You can’t really ignore the camera, especially since the Nokia C6-01’s packs such a punch. Even though handsets are pushing into double figures in the megapixel department, 8-megapixels is not to be scoffed at.
And better than the race for numbers is the included flash for those low-light conditions. It may sound fairly sensible to include one, but so many smartphones seem to overlook the benefits.
Our pictures, whether indoors or out, were detailed, if a little off in colour from time to time – slightly yellowish to be precise. Still, the detail is there and only if you crave digital camera quality will you be disappointed.
Using the camera is a doddle. Pressing the dedicated camera button opens it up, and zooming in only requires you to slide the slider up and down. Should you wish to send the picture, a couple of presses are all that stand in your way.
You can even edit them with the included image editor (video can also be editided), which will not have Photoshop sleeping with one eye open, but for basic editing it comes up trumps. It also saves you having to find that pesky USB cable to attach the device to your computer.

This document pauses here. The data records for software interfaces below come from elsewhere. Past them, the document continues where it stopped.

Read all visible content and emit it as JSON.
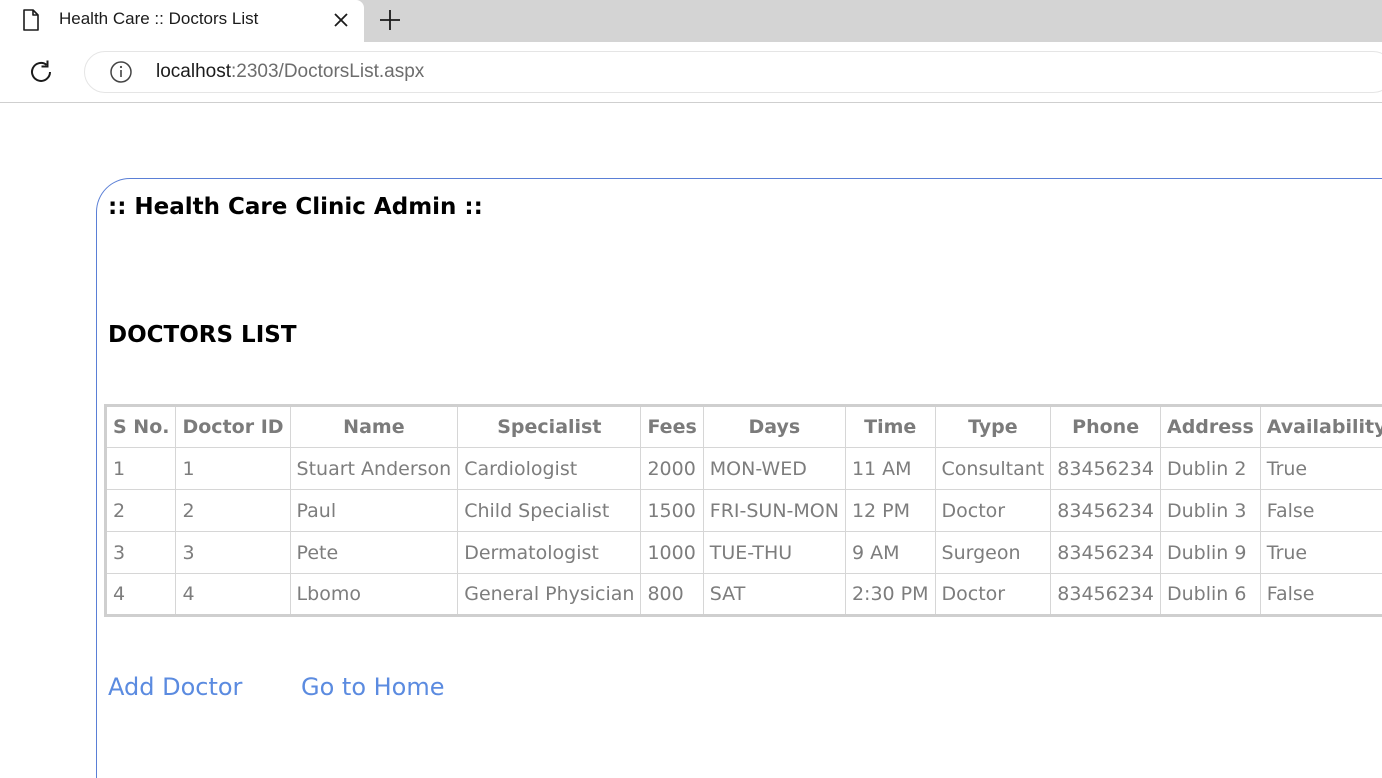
{
  "browser": {
    "tab_title": "Health Care :: Doctors List",
    "url_host": "localhost",
    "url_rest": ":2303/DoctorsList.aspx"
  },
  "page": {
    "site_title": ":: Health Care Clinic Admin ::",
    "section_title": "DOCTORS LIST",
    "links": {
      "add_doctor": "Add Doctor",
      "go_home": "Go to Home"
    }
  },
  "table": {
    "columns": [
      "S No.",
      "Doctor ID",
      "Name",
      "Specialist",
      "Fees",
      "Days",
      "Time",
      "Type",
      "Phone",
      "Address",
      "Availability"
    ],
    "rows": [
      [
        "1",
        "1",
        "Stuart Anderson",
        "Cardiologist",
        "2000",
        "MON-WED",
        "11 AM",
        "Consultant",
        "83456234",
        "Dublin 2",
        "True"
      ],
      [
        "2",
        "2",
        "Paul",
        "Child Specialist",
        "1500",
        "FRI-SUN-MON",
        "12 PM",
        "Doctor",
        "83456234",
        "Dublin 3",
        "False"
      ],
      [
        "3",
        "3",
        "Pete",
        "Dermatologist",
        "1000",
        "TUE-THU",
        "9 AM",
        "Surgeon",
        "83456234",
        "Dublin 9",
        "True"
      ],
      [
        "4",
        "4",
        "Lbomo",
        "General Physician",
        "800",
        "SAT",
        "2:30 PM",
        "Doctor",
        "83456234",
        "Dublin 6",
        "False"
      ]
    ]
  },
  "colors": {
    "link": "#5b8be0",
    "frame_border": "#5a7fd6",
    "table_text": "#7d7d7d"
  }
}
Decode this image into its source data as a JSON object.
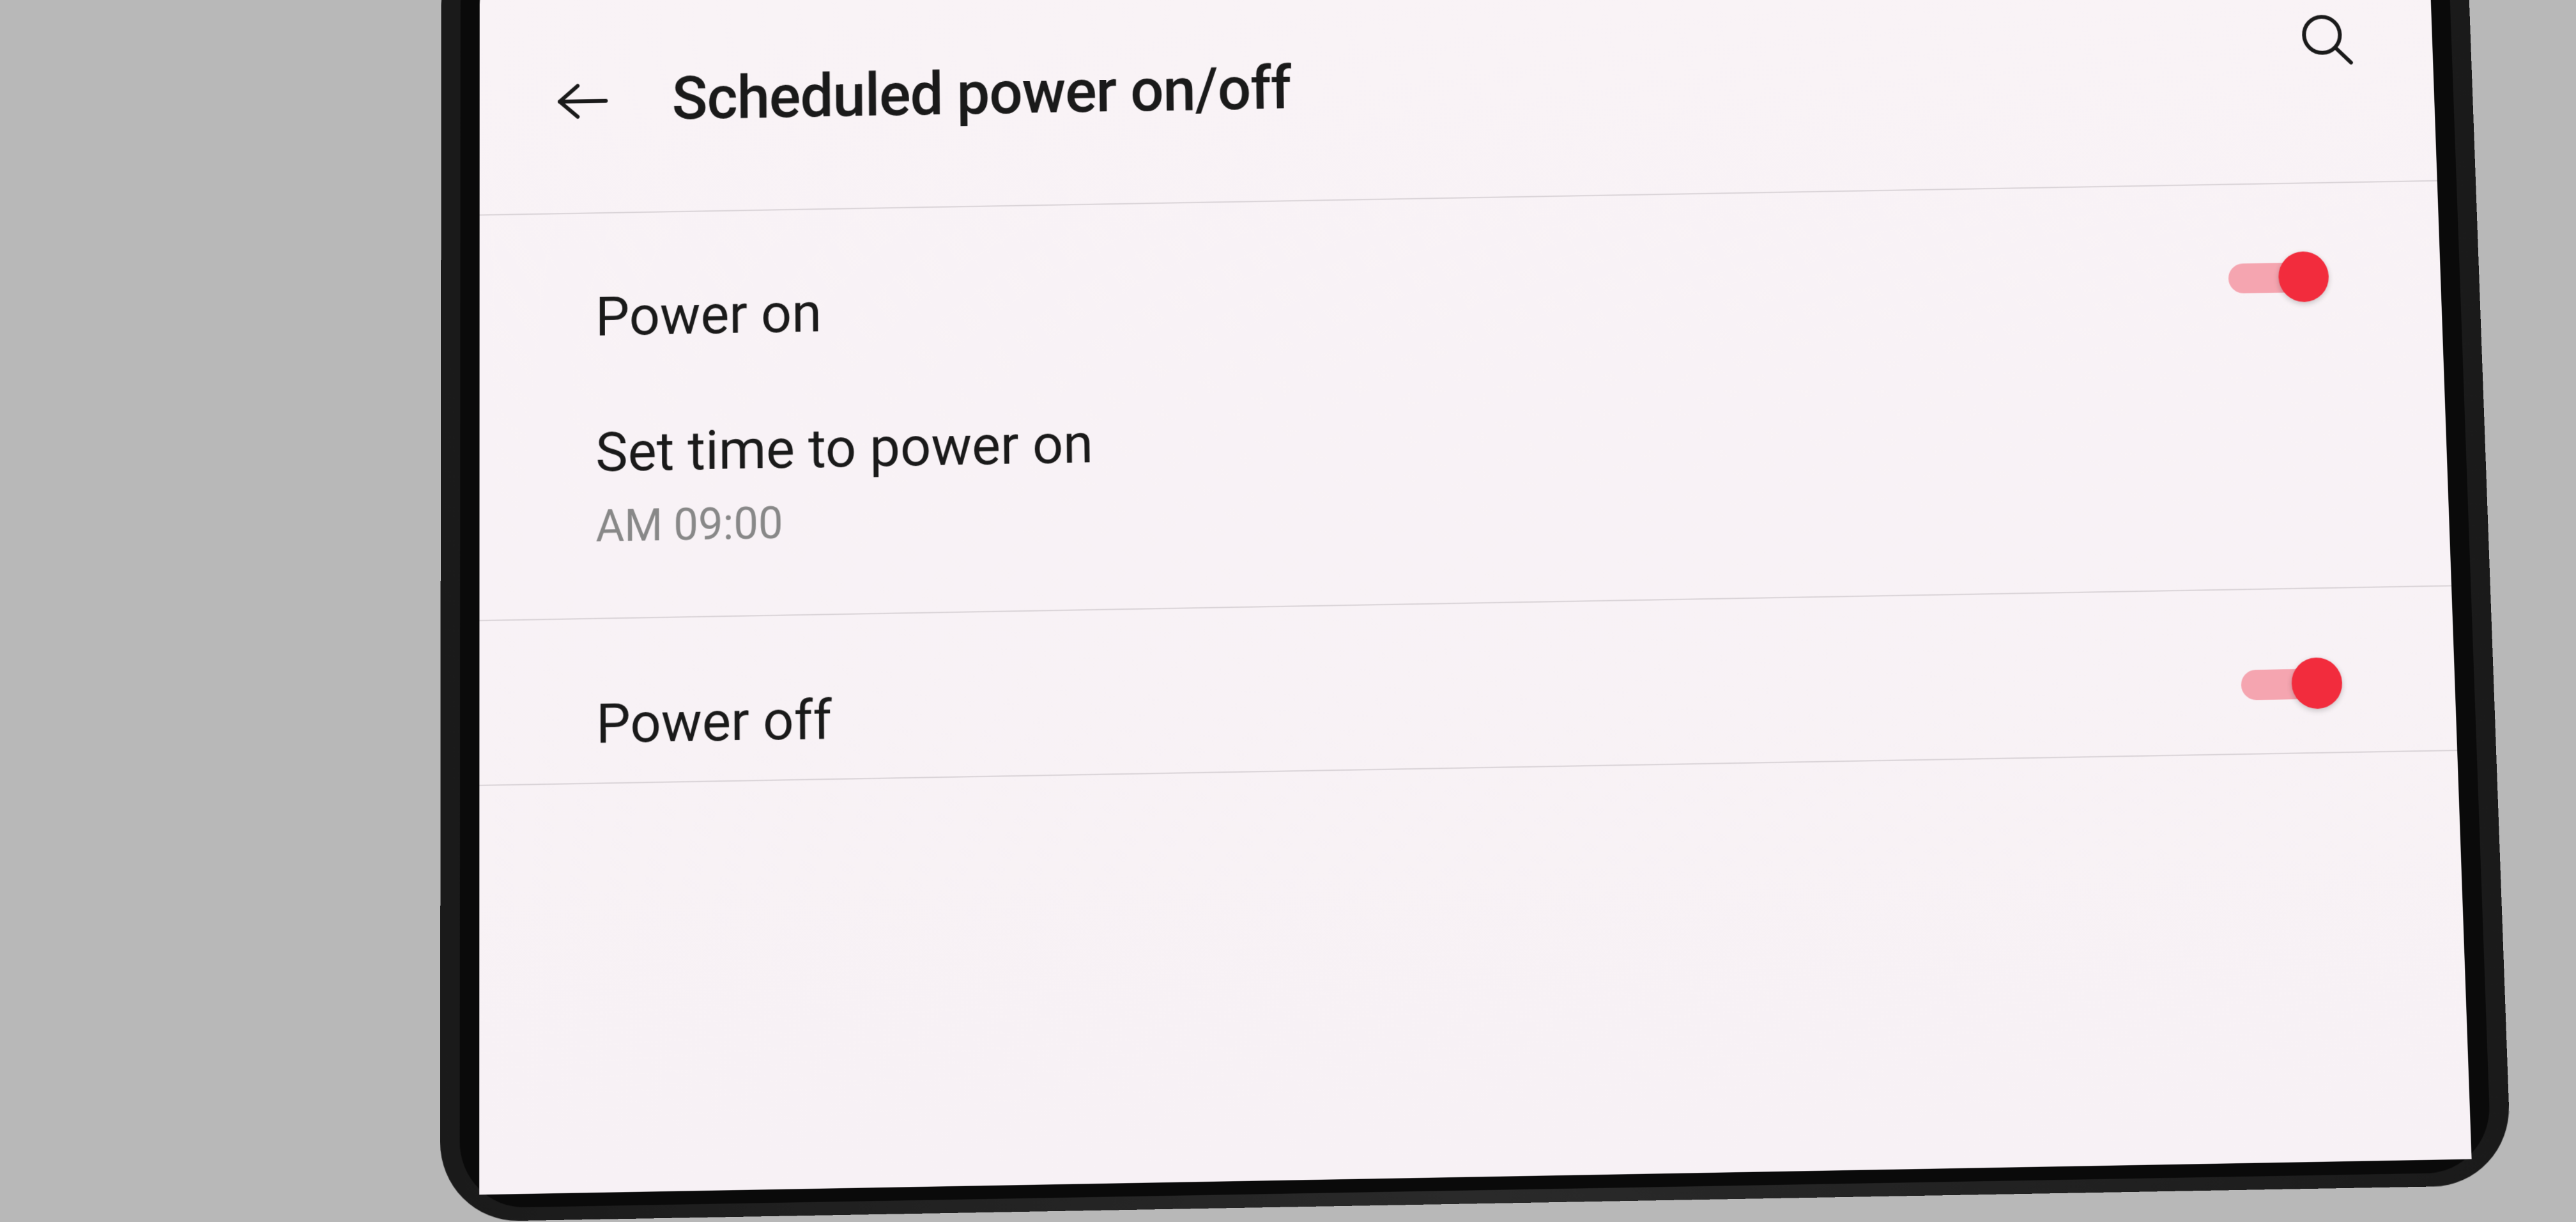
{
  "header": {
    "title": "Scheduled power on/off"
  },
  "sections": {
    "power_on": {
      "toggle_label": "Power on",
      "time_label": "Set time to power on",
      "time_value": "AM 09:00",
      "enabled": true
    },
    "power_off": {
      "toggle_label": "Power off",
      "enabled": true
    }
  }
}
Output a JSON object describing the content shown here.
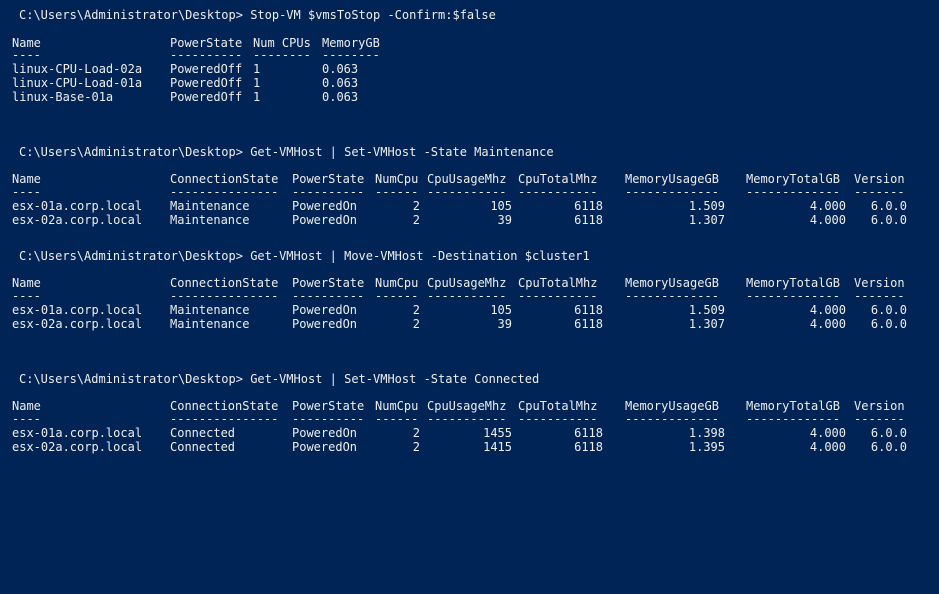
{
  "console": {
    "background": "#012456",
    "foreground": "#eeedf0",
    "blocks": [
      {
        "prompt": "C:\\Users\\Administrator\\Desktop> Stop-VM $vmsToStop -Confirm:$false",
        "headers": [
          "Name",
          "PowerState",
          "Num CPUs",
          "MemoryGB"
        ],
        "separators": [
          "----",
          "----------",
          "--------",
          "--------"
        ],
        "rows": [
          [
            "linux-CPU-Load-02a",
            "PoweredOff",
            "1",
            "0.063"
          ],
          [
            "linux-CPU-Load-01a",
            "PoweredOff",
            "1",
            "0.063"
          ],
          [
            "linux-Base-01a",
            "PoweredOff",
            "1",
            "0.063"
          ]
        ]
      },
      {
        "prompt": "C:\\Users\\Administrator\\Desktop> Get-VMHost | Set-VMHost -State Maintenance",
        "headers": [
          "Name",
          "ConnectionState",
          "PowerState",
          "NumCpu",
          "CpuUsageMhz",
          "CpuTotalMhz",
          "MemoryUsageGB",
          "MemoryTotalGB",
          "Version"
        ],
        "separators": [
          "----",
          "---------------",
          "----------",
          "------",
          "-----------",
          "-----------",
          "-------------",
          "-------------",
          "-------"
        ],
        "rows": [
          [
            "esx-01a.corp.local",
            "Maintenance",
            "PoweredOn",
            "2",
            "105",
            "6118",
            "1.509",
            "4.000",
            "6.0.0"
          ],
          [
            "esx-02a.corp.local",
            "Maintenance",
            "PoweredOn",
            "2",
            "39",
            "6118",
            "1.307",
            "4.000",
            "6.0.0"
          ]
        ]
      },
      {
        "prompt": "C:\\Users\\Administrator\\Desktop> Get-VMHost | Move-VMHost -Destination $cluster1",
        "headers": [
          "Name",
          "ConnectionState",
          "PowerState",
          "NumCpu",
          "CpuUsageMhz",
          "CpuTotalMhz",
          "MemoryUsageGB",
          "MemoryTotalGB",
          "Version"
        ],
        "separators": [
          "----",
          "---------------",
          "----------",
          "------",
          "-----------",
          "-----------",
          "-------------",
          "-------------",
          "-------"
        ],
        "rows": [
          [
            "esx-01a.corp.local",
            "Maintenance",
            "PoweredOn",
            "2",
            "105",
            "6118",
            "1.509",
            "4.000",
            "6.0.0"
          ],
          [
            "esx-02a.corp.local",
            "Maintenance",
            "PoweredOn",
            "2",
            "39",
            "6118",
            "1.307",
            "4.000",
            "6.0.0"
          ]
        ]
      },
      {
        "prompt": "C:\\Users\\Administrator\\Desktop> Get-VMHost | Set-VMHost -State Connected",
        "headers": [
          "Name",
          "ConnectionState",
          "PowerState",
          "NumCpu",
          "CpuUsageMhz",
          "CpuTotalMhz",
          "MemoryUsageGB",
          "MemoryTotalGB",
          "Version"
        ],
        "separators": [
          "----",
          "---------------",
          "----------",
          "------",
          "-----------",
          "-----------",
          "-------------",
          "-------------",
          "-------"
        ],
        "rows": [
          [
            "esx-01a.corp.local",
            "Connected",
            "PoweredOn",
            "2",
            "1455",
            "6118",
            "1.398",
            "4.000",
            "6.0.0"
          ],
          [
            "esx-02a.corp.local",
            "Connected",
            "PoweredOn",
            "2",
            "1415",
            "6118",
            "1.395",
            "4.000",
            "6.0.0"
          ]
        ]
      }
    ]
  }
}
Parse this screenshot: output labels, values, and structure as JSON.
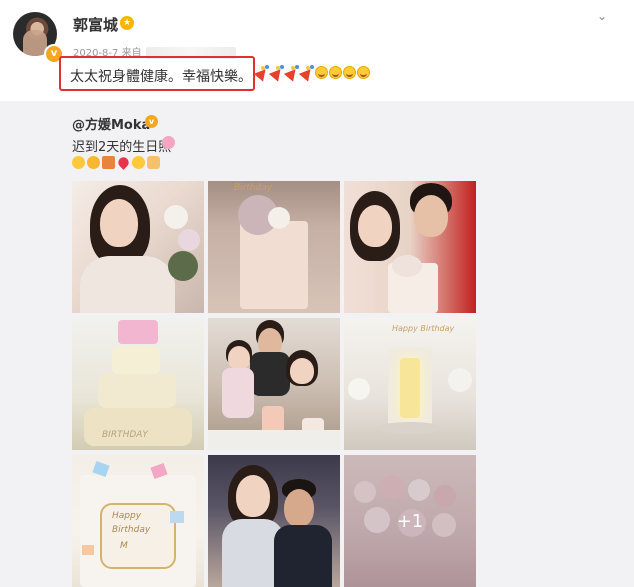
{
  "post": {
    "username": "郭富城",
    "meta_date": "2020-8-7",
    "meta_source": "来自",
    "content": "太太祝身體健康。幸福快樂。",
    "emoji_row": [
      "party-popper",
      "party-popper",
      "party-popper",
      "party-popper",
      "smile",
      "smile",
      "smile",
      "smile"
    ]
  },
  "repost": {
    "username": "@方媛Moka",
    "text": "迟到2天的生日照",
    "emojis": [
      "hug-emoji",
      "hug-emoji",
      "gift-emoji",
      "heart-emoji",
      "kiss-emoji",
      "pray-emoji"
    ],
    "photo_more": "+1",
    "cake_texts": {
      "cake1": "Birthday",
      "cake4": "BIRTHDAY",
      "cake6": "Happy Birthday",
      "cake7_line1": "Happy",
      "cake7_line2": "Birthday",
      "cake7_line3": "M"
    }
  },
  "colors": {
    "highlight_border": "#e03030",
    "verified_badge": "#f5a623",
    "repost_bg": "#f2f2f5"
  }
}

Another luxury is using your handset as an MP3 player, and once again, the C6-01 provides that ability admirably. Sliding between albums is simple, each displayed with the album cover, and we found no negatives with the sound quality. We find it hard to not rate the built-in Symbian offering, to be honest.
With all the internals catered for, it is only really the looks left to pick apart. A Picasso it ain’t, but the metal black casing coupled with its pocket dimensions gives the C6-01 a unique quality. The trade-off for a smaller screen is portability and a very robust feel, which is great for those who know they are accident-prone. Some may find it ‘heavy’, but we like to know a phone is safely in our pockets and 130g or thereabouts is hardly like carrying an anvil.
The black plastic button in the middle does cheapen the look of the front somewhat, but apart from that, the C6-01 is not really going to offend unless you have a particular dislike for Candybar-style handsets.
Rounding off the package is Bluetooth connectivity, 720p Video and recording, FM Stereo Radio with RDS, a respectable battery life, video calling and the expected array of social networking feeds to keep you up to date with what your friends are doing. This is a phone that really does not skimp on useful additions.
It may not have the Carl Zeiss 12-megapixel camera, an HDMI port and be as blessed in the processor department, but its affordability combines nicely with Symbian^3.
If you want a Symbian phone but don’t wish to splash out for the N8 or the E7, you will be more than impressed with this excellent value handset. It embodies what Nokia does best: High quality hardware in an affordable device.
The Nokia C6-01 may lack the pizzazz of the N8 and physical keyboard the E7, but who really minds when it saves you a few hundred quid?